Multi-objective linguistic-neutrosophic matrix game and its applications to tourism management

Ankan Bhaumik, Department of Applied Mathematics with Oceanology and Computer Programming, Vidyasagar University, Midnapore-721102, West Bengal, India, Sankar Kumar Roy, Gerhard Wilhelm Weber, Faculty of Engineering Management, Poznan University of Technology, ul. Jacka Rychlewskiego 2, 61-138 Poznan, Poland; METU, 06800 Ankara, Turkey
2019 Journal of Dynamics & Games  
Game theory plays an important role in numerous decision-oriented real-life problems. Nowadays, many such problems are basically characterized by various uncertainties.
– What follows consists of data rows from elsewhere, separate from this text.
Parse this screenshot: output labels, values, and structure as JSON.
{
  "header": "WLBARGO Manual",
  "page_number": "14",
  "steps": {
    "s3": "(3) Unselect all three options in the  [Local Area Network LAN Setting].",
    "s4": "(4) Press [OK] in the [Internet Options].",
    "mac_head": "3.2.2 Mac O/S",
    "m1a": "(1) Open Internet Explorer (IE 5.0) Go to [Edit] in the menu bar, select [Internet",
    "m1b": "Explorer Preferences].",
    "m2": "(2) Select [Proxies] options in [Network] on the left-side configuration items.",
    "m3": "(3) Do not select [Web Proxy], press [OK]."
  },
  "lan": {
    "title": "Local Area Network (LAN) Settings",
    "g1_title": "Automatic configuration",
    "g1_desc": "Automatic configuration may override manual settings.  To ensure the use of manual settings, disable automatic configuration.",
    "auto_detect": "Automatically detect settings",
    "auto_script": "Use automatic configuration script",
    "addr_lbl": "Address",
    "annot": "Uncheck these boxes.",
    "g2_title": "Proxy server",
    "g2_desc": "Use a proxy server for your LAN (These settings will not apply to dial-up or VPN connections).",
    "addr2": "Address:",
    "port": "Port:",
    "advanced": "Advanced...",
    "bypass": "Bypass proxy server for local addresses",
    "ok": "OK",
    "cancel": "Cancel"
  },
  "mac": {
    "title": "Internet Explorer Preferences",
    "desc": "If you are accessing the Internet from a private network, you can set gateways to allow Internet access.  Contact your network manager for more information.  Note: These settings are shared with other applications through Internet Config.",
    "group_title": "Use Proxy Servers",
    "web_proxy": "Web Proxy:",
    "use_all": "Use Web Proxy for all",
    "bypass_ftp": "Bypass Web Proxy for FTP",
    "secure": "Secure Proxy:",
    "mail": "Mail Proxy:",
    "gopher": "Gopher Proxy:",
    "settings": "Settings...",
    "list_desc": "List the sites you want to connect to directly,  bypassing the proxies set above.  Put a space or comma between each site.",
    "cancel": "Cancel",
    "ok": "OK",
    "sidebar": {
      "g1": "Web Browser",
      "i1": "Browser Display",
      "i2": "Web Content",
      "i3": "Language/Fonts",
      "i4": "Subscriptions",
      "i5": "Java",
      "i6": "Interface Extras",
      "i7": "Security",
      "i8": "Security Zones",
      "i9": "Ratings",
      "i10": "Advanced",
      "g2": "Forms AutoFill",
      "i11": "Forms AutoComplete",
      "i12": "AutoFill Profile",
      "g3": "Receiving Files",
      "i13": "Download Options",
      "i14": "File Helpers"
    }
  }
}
Uncertainties come to happen due to decision makers' collection of data, intuition, assumption, judgement, behaviour, evaluation and lastly, due to the problem itself. Fuzzy concept with membership degree made an initialization towards the treatment of uncertainty, but it was not enough. Intuitionistic fuzzy concept was evolved
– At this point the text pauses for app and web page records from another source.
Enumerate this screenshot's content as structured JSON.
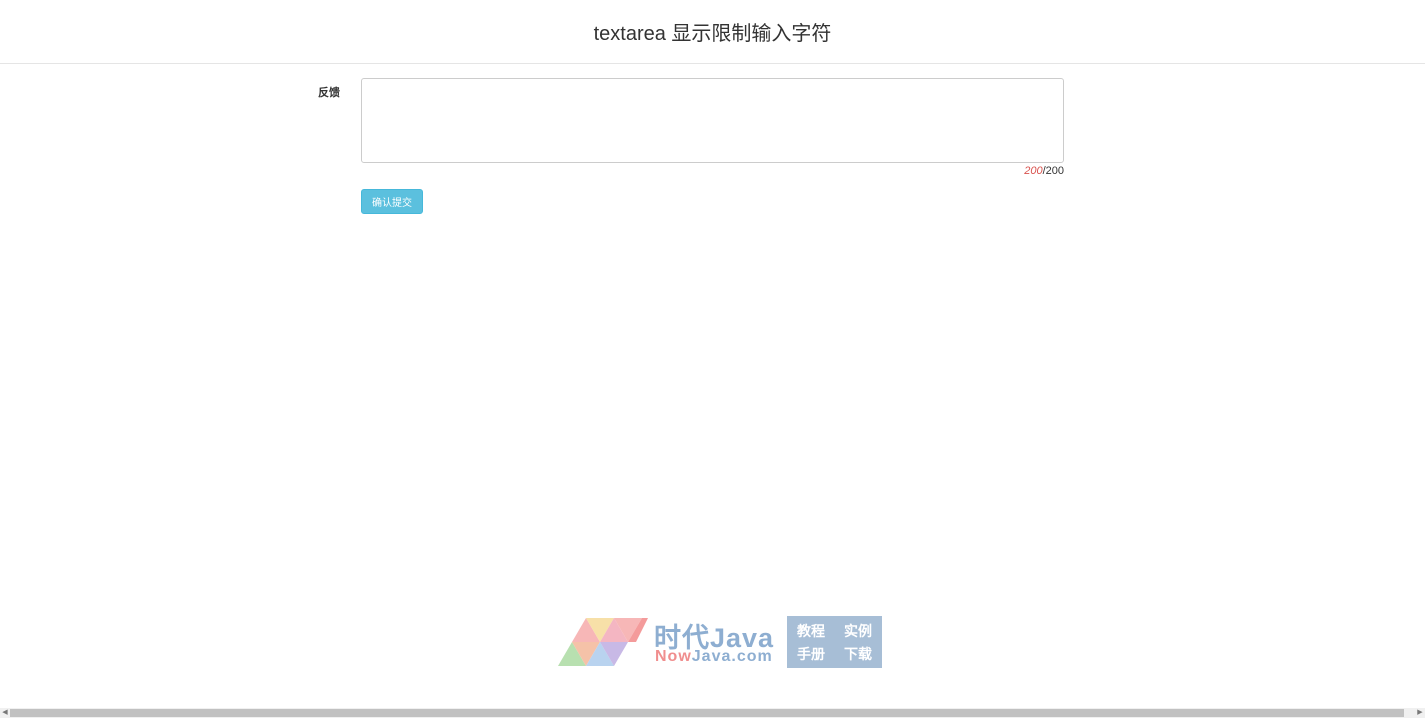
{
  "header": {
    "title": "textarea 显示限制输入字符"
  },
  "form": {
    "label": "反馈",
    "textarea_value": "",
    "counter_remaining": "200",
    "counter_separator": "/",
    "counter_total": "200",
    "submit_label": "确认提交"
  },
  "watermark": {
    "brand_cn": "时代Java",
    "brand_en_now": "Now",
    "brand_en_rest": "Java.com",
    "links": [
      "教程",
      "实例",
      "手册",
      "下载"
    ]
  },
  "colors": {
    "accent_button": "#5bc0de",
    "counter_remaining": "#d9534f",
    "watermark_blue": "#8eaed1",
    "watermark_box": "#a7bed6"
  }
}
more » ... oncept was evolved concerning with both membership and non-membership degrees but failed to express reality more accurately. Then, neutrosophy logic was developed with a new degree in uncertainty, say, indeterminacy degree besides membership and non-membership degrees. Multi-objective optimization is an area of multiple-criteria decision making related with mathematical optimization problems involving more than one objective function to be optimized at the same time. Game theory (matrix game) problems with imprecise, vague information, like neutrosophic, can be formed with multiple objective functions. We develop and analyse a matrix game with multiple objectives, and solve the problem under a single-valued neutrosophic environment in linguistic approach. The main achievement of our study is that we here introduce a problem-oriented example to justify our designed methodologies with a successful real-life implications using linguistic neutrosophic data rather than crisp data as used in previous researches. 2020 Mathematics Subject Classification. Primary: 91A86, 91A10; Secondary: 91A80, 90B50.
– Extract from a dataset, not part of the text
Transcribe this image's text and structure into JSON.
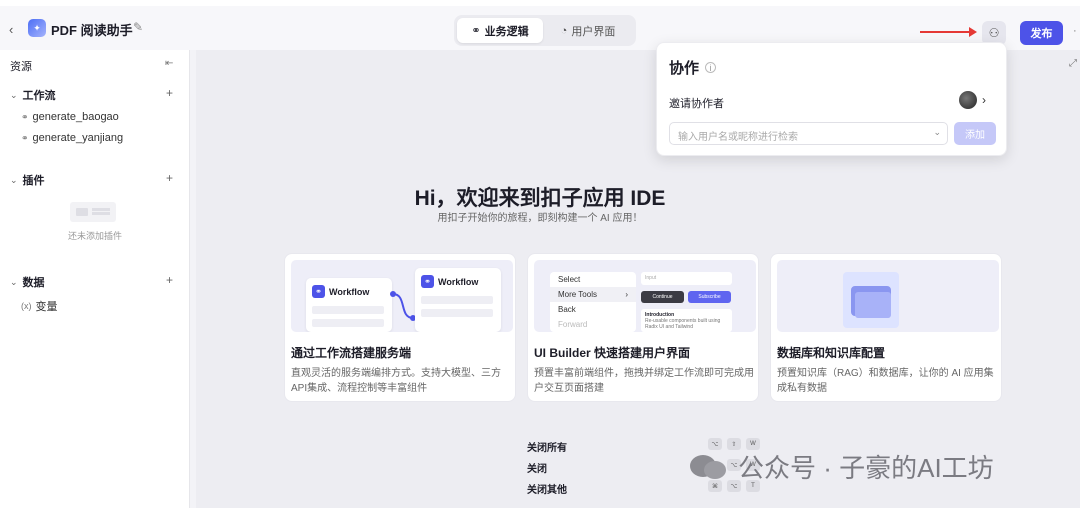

doi:10.3934/jdg.2020031 fatcat:a4rhrib5yfg6vnlom5b423yggy